British adventurer Dom Mee’s attempt to become the first to sail a kite-driven boat across the North Atlantic ended with his rescue 460 miles off Newfoundland. Mee’s 14-foot sailboat capsized nine times in stormy seas before he finally called for help.

Little Murka, a Bosun Dinghy redesigned with a cabin and kite rig for the ocean crossing, failed to right itself after the ninth capsize in 55-knot winds, the remnants of Hurricane Rita. “I understand the cabin flooded at this point,” wrote project manager Adrian Webrew on Mee’s Web site, www.dommee.co.uk. “Dom escaped the water by exiting through the hatch. He was forced to clutch to the keel of the boat for some five hours.”

Mee activated his EPIRB. A big wave later righted the boat, though it remained flooded and in jeopardy until his rescue 24 hours later on Sept. 28.

Webrew, in a telephone interview, said Mee’s problems began when a line to his sea anchor parted. Without the anchor’s steadying effect — bow held into the wind — Little Murka capsized repeatedly.

Mee lost all communications. Meanwhile, conditions continued to worsen.

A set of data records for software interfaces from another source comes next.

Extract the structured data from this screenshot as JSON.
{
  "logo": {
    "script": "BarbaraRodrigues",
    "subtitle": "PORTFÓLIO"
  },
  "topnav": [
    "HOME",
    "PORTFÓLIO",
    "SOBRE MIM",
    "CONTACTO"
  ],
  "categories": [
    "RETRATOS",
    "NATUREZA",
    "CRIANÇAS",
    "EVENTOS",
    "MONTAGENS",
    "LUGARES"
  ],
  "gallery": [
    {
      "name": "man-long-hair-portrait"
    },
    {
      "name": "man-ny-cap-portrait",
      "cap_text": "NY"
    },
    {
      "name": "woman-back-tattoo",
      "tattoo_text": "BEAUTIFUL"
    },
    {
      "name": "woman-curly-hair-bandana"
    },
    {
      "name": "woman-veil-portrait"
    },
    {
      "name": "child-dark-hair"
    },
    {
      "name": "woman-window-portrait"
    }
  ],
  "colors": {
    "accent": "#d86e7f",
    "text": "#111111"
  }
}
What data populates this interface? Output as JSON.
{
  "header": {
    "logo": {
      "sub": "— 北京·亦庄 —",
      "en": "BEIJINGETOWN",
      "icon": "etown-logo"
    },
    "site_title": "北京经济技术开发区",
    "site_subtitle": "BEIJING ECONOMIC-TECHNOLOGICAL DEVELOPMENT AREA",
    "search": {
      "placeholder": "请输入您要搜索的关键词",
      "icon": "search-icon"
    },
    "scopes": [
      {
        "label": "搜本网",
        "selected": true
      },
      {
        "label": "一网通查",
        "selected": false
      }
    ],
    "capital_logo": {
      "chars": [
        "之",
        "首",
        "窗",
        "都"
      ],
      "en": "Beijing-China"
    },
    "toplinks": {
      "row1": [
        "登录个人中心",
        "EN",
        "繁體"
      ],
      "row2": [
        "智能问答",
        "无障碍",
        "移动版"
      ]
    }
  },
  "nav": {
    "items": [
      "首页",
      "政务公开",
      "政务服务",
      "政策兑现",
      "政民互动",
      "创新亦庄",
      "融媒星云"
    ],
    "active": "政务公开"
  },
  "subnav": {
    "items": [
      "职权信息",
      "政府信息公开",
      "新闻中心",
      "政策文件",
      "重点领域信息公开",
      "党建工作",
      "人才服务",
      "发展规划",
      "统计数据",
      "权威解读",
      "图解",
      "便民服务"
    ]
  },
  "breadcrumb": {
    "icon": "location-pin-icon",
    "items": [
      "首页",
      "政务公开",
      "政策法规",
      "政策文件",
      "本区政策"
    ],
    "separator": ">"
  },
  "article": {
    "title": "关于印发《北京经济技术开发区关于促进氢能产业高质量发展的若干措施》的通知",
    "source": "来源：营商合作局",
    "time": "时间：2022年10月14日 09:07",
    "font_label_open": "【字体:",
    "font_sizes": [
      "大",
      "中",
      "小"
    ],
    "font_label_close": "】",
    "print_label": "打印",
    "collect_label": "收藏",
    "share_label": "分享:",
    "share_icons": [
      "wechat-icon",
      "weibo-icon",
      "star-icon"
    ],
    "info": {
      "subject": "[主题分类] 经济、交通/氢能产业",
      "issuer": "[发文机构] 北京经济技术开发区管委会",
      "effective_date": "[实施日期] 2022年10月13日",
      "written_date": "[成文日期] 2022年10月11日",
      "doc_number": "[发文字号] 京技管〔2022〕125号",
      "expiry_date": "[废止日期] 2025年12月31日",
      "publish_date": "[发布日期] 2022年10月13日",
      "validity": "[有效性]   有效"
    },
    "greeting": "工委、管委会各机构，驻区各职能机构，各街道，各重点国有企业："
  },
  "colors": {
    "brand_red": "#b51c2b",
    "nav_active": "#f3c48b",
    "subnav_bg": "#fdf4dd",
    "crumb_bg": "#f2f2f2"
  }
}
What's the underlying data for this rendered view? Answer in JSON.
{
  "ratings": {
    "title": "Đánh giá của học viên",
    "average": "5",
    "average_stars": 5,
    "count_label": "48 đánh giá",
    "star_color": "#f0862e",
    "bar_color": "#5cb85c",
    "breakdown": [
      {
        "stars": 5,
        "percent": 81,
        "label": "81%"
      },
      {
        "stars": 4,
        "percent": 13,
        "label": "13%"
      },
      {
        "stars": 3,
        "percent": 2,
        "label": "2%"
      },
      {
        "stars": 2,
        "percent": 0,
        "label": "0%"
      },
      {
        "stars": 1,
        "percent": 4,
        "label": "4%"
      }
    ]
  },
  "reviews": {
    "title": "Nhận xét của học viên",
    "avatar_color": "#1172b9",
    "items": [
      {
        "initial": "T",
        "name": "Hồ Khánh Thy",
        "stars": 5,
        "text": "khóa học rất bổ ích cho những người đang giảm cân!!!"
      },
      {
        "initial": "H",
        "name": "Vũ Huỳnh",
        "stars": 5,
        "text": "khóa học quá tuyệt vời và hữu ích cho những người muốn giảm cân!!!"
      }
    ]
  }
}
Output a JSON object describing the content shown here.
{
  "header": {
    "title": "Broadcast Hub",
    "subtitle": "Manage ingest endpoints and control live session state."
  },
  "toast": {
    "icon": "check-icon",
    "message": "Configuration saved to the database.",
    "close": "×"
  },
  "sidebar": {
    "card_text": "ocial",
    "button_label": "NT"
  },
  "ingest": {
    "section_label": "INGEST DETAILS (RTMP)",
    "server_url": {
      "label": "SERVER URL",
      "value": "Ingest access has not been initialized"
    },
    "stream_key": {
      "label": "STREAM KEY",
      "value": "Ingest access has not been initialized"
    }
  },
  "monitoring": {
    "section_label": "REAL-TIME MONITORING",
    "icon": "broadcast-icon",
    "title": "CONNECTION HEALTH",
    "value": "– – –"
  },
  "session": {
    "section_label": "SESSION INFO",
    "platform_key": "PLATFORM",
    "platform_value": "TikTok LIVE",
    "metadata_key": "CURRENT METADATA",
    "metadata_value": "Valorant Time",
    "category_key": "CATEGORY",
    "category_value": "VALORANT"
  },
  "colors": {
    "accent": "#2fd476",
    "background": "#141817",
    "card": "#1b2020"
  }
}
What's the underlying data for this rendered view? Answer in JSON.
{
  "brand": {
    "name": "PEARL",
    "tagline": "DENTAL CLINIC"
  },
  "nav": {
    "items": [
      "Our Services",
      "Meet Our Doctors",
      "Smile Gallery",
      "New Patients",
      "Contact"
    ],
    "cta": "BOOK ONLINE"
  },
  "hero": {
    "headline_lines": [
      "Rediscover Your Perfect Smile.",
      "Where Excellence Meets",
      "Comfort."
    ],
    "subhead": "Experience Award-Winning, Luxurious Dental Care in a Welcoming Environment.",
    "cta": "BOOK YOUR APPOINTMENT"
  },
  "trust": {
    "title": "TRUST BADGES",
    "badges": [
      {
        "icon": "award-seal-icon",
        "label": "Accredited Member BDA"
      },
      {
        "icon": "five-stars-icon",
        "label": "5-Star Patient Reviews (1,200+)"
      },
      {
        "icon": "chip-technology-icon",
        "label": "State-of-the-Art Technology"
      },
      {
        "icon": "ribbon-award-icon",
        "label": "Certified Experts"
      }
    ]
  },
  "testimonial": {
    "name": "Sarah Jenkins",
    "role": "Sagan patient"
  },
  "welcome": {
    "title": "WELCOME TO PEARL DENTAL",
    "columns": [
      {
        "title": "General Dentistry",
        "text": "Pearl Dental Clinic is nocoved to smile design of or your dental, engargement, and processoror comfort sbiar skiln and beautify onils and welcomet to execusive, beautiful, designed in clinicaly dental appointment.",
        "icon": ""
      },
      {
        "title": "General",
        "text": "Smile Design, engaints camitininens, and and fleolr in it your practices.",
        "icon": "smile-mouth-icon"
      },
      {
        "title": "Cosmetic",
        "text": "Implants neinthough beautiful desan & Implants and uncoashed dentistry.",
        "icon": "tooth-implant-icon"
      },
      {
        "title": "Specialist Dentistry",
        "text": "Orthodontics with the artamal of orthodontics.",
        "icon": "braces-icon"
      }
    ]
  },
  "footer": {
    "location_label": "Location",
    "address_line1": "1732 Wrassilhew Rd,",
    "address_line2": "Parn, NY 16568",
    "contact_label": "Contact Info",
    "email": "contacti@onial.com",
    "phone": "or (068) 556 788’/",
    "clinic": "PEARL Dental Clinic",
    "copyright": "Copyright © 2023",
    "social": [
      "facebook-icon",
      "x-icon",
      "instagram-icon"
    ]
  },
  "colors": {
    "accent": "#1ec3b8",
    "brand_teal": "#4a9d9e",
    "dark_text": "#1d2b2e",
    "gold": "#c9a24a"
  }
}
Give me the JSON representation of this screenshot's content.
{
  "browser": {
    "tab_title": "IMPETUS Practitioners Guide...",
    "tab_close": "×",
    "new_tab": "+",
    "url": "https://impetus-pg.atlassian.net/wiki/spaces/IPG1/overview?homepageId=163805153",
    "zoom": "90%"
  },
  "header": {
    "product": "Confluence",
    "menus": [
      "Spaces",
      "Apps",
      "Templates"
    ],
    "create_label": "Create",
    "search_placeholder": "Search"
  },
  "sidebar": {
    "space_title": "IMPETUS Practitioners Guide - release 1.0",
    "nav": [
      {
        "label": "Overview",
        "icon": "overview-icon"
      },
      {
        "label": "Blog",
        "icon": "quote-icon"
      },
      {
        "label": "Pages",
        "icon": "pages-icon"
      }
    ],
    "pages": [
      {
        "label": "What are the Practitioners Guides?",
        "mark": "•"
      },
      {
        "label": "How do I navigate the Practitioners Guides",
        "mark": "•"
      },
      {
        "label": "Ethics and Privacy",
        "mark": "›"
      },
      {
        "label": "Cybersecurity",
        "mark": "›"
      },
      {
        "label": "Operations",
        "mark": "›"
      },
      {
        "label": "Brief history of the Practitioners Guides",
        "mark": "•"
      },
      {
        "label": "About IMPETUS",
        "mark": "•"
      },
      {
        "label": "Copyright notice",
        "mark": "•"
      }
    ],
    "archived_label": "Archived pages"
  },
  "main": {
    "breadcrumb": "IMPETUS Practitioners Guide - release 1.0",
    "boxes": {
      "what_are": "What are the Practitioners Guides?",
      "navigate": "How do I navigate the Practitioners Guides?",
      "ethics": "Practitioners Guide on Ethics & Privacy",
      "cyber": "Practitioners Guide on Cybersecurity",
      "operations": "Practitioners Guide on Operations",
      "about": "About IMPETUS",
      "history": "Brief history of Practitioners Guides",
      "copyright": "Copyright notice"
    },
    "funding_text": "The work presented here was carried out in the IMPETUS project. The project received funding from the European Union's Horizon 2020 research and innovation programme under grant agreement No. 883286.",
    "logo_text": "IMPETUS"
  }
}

Webrew said the Hercules rescue aircraft that found the boat reported winds of 60 to 70 knots and mountainous seas.

The container ship Berg Nord stood by until the Canadian Coast Guard ship Cygnus arrived to rescue Mee. Cygnus took Little Murka in tow, but the tow line parted in 35-knot winds. “She’s still bobbing around out there,” Webrew said. “She’s a tough old girl.”

Ex-Royal Marine Mee departed St. John’s, Newfoundland, for Exmouth, Devon, in the United Kingdom Aug. 18. He had hoped to make the passage in as little as 35 days with favorable winds. However, the exploit ended on day 39 just 460 miles from where he started. Little Murka ran into one North Atlantic storm after another, most of them the tail ends of tropical storms or hurricanes, including Katrina, Maria, Nate and Rita.

“In the six days he was actually able to fly kites, he made almost 500 miles,” Webrew said.

“It is a cruel blow,” Mee wrote on his Web site. “But I must remember that when I surfaced from the boat after I capsized I found myself in a monstrous storm. It was a miracle that I survived for 24 hours in those conditions.”

In 1995 Nicole Van de Kerchove sailed a 24-foot sailboat under kite power alone from the Canary Islands to Guadeloupe in 28 days. She is credited with being the first to cross an ocean in a kite-driven boat.